» **YOUR INSTRUCTIONS**
Among the records, which lines include "phẩm"? List them.
DATA: Begin
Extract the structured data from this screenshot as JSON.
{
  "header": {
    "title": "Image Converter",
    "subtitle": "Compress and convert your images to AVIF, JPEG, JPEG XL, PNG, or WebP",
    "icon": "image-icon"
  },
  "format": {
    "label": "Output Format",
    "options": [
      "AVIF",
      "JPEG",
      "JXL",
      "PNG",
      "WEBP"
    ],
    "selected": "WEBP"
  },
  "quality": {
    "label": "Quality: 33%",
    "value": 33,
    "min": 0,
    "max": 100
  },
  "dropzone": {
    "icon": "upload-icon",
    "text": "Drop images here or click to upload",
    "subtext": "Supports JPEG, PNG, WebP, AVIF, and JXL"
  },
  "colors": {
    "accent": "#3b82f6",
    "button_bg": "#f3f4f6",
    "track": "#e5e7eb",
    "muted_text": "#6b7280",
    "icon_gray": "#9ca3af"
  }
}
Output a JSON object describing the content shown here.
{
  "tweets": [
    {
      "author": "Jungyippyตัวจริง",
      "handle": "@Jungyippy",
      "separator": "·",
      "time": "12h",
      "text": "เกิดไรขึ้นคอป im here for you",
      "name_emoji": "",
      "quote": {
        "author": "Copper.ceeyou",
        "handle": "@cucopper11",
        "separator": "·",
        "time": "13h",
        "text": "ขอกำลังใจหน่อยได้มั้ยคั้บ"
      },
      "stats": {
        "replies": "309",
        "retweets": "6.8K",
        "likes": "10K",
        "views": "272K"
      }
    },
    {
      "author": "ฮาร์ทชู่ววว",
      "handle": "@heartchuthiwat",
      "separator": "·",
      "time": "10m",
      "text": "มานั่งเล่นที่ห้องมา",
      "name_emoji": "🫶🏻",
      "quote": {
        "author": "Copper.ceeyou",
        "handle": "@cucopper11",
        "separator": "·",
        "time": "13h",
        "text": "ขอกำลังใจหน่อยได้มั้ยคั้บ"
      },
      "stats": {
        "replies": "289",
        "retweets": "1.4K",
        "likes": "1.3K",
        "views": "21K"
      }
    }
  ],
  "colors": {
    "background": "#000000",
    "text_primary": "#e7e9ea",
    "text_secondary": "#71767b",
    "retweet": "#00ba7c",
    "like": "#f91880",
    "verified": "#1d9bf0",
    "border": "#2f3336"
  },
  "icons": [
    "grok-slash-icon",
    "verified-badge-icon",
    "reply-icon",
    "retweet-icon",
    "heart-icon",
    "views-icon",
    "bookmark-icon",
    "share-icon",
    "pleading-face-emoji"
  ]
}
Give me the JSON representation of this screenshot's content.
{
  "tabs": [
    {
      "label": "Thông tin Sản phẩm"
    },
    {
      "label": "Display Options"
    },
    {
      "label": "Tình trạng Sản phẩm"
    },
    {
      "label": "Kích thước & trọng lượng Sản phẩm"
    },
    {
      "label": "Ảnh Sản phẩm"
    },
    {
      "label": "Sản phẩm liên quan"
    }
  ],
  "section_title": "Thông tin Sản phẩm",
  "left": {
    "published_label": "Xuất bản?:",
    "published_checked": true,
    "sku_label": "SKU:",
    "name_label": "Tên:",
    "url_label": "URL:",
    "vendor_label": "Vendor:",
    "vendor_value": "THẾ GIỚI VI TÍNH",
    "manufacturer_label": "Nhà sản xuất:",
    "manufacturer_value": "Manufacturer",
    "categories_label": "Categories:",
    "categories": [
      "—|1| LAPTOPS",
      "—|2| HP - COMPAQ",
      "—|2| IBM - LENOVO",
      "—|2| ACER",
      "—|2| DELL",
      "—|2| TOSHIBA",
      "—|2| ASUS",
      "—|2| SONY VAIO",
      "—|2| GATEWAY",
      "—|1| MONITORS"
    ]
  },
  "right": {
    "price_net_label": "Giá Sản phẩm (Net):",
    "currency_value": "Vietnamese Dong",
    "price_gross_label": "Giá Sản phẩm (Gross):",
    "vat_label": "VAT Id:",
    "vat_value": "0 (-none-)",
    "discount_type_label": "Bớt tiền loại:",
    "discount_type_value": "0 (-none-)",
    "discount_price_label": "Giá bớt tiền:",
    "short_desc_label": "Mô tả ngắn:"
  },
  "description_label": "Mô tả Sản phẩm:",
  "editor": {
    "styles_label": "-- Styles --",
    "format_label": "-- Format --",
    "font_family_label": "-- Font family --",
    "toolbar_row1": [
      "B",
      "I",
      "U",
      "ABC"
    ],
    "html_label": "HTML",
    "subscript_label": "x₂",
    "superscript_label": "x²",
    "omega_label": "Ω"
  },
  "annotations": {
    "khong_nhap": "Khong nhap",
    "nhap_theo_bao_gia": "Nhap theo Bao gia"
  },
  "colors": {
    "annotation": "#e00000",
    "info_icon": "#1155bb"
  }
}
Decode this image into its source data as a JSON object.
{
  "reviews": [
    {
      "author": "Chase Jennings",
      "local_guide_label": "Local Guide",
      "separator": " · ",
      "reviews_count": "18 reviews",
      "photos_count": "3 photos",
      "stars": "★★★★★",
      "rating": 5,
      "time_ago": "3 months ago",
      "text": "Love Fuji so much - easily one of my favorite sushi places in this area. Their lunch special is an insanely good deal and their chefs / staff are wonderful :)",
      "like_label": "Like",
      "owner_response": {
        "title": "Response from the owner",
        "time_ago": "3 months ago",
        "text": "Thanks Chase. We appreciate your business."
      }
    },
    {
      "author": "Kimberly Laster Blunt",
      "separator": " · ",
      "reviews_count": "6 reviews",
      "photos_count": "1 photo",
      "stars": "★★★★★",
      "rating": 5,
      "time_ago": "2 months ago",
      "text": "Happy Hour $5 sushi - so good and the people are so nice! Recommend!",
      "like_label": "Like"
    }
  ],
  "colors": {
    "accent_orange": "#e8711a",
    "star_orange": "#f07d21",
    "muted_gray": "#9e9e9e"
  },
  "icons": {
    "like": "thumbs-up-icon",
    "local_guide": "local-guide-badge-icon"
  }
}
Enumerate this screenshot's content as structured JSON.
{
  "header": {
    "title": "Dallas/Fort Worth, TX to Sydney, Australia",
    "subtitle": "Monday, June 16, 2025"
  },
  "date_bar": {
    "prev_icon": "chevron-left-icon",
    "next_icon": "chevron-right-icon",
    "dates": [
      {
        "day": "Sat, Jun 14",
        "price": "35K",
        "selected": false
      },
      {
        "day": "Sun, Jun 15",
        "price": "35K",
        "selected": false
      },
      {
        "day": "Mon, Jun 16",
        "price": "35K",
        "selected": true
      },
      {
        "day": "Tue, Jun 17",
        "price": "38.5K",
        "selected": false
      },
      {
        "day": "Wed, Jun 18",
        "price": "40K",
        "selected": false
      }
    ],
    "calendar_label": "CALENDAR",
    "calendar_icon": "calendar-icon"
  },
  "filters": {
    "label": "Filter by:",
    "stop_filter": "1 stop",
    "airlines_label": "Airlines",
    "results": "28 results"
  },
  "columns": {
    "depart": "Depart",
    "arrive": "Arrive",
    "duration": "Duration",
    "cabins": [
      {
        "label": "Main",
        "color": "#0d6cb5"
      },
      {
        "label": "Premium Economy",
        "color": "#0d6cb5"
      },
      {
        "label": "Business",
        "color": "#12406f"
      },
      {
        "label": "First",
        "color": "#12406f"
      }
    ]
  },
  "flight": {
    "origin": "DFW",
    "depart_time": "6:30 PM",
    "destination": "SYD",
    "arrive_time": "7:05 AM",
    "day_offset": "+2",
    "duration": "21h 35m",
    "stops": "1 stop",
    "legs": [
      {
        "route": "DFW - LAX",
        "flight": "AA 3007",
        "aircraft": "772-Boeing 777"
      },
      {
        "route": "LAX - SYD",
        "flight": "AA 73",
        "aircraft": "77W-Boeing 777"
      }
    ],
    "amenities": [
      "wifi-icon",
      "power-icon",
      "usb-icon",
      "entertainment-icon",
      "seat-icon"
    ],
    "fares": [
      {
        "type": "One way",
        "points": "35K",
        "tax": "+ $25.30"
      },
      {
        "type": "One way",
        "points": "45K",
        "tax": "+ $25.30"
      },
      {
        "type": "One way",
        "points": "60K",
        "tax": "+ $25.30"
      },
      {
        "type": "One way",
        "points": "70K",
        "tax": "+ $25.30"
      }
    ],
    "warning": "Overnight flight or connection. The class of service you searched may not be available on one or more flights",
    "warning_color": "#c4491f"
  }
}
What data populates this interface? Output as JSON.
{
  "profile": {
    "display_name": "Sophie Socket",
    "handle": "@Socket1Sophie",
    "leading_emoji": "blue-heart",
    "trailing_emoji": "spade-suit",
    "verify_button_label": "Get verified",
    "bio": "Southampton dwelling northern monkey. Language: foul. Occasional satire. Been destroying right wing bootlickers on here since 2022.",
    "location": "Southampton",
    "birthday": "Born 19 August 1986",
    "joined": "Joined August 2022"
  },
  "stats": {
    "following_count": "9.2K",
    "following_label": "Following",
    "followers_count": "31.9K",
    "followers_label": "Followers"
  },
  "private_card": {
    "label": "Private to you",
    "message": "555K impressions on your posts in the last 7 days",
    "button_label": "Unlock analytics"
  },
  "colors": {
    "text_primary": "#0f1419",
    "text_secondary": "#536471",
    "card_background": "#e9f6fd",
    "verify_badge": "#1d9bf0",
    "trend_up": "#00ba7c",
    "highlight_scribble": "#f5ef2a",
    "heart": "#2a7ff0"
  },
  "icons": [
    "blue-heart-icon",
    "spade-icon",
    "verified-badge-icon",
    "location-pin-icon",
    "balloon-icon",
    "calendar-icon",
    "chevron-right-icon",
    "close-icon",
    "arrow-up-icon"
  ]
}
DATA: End
» **ANSWER**
      "label": "Thông tin Sản phẩm"
      "label": "Tình trạng Sản phẩm"
      "label": "Kích thước & trọng lượng Sản phẩm"
      "label": "Ảnh Sản phẩm"
      "label": "Sản phẩm liên quan"
  "section_title": "Thông tin Sản phẩm",
    "price_net_label": "Giá Sản phẩm (Net):",
    "price_gross_label": "Giá Sản phẩm (Gross):",
  "description_label": "Mô tả Sản phẩm:",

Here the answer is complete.